[App and web page records]
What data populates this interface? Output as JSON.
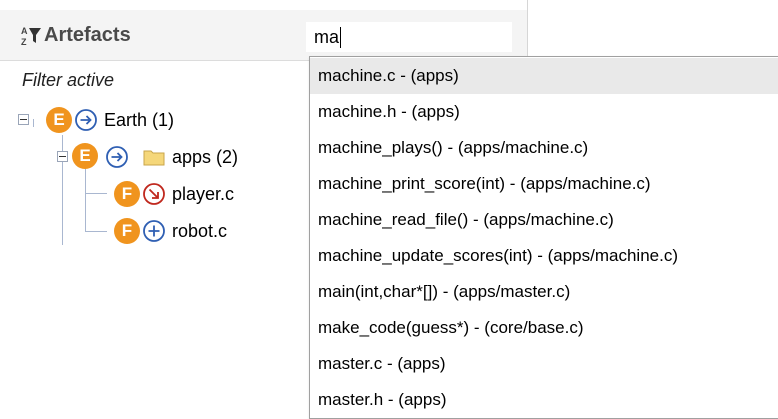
{
  "panel": {
    "title": "Artefacts",
    "filter_status": "Filter active"
  },
  "tree": {
    "earth": {
      "badge": "E",
      "label": "Earth (1)",
      "icon": "arrow-right-circle-icon"
    },
    "apps": {
      "badge": "E",
      "label": "apps (2)",
      "icon": "arrow-right-circle-icon",
      "folder": "folder-icon"
    },
    "player": {
      "badge": "F",
      "label": "player.c",
      "icon": "arrow-down-right-circle-icon"
    },
    "robot": {
      "badge": "F",
      "label": "robot.c",
      "icon": "plus-circle-icon"
    }
  },
  "search": {
    "value": "ma"
  },
  "dropdown": {
    "items": [
      "machine.c - (apps)",
      "machine.h - (apps)",
      "machine_plays() - (apps/machine.c)",
      "machine_print_score(int) - (apps/machine.c)",
      "machine_read_file() - (apps/machine.c)",
      "machine_update_scores(int) - (apps/machine.c)",
      "main(int,char*[]) - (apps/master.c)",
      "make_code(guess*) - (core/base.c)",
      "master.c - (apps)",
      "master.h - (apps)"
    ],
    "selected_index": 0
  },
  "colors": {
    "badge": "#f0941e",
    "icon_blue": "#2f5fb3",
    "icon_red": "#c0281e",
    "folder": "#f5d77a",
    "highlight": "#e9e9e9"
  }
}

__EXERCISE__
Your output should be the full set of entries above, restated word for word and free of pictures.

__RESULT OF THIS TASK__
What data populates this interface? Output as JSON.
{
  "panel": {
    "title": "Artefacts",
    "filter_status": "Filter active"
  },
  "tree": {
    "earth": {
      "badge": "E",
      "label": "Earth (1)",
      "icon": "arrow-right-circle-icon"
    },
    "apps": {
      "badge": "E",
      "label": "apps (2)",
      "icon": "arrow-right-circle-icon",
      "folder": "folder-icon"
    },
    "player": {
      "badge": "F",
      "label": "player.c",
      "icon": "arrow-down-right-circle-icon"
    },
    "robot": {
      "badge": "F",
      "label": "robot.c",
      "icon": "plus-circle-icon"
    }
  },
  "search": {
    "value": "ma"
  },
  "dropdown": {
    "items": [
      "machine.c - (apps)",
      "machine.h - (apps)",
      "machine_plays() - (apps/machine.c)",
      "machine_print_score(int) - (apps/machine.c)",
      "machine_read_file() - (apps/machine.c)",
      "machine_update_scores(int) - (apps/machine.c)",
      "main(int,char*[]) - (apps/master.c)",
      "make_code(guess*) - (core/base.c)",
      "master.c - (apps)",
      "master.h - (apps)"
    ],
    "selected_index": 0
  },
  "colors": {
    "badge": "#f0941e",
    "icon_blue": "#2f5fb3",
    "icon_red": "#c0281e",
    "folder": "#f5d77a",
    "highlight": "#e9e9e9"
  }
}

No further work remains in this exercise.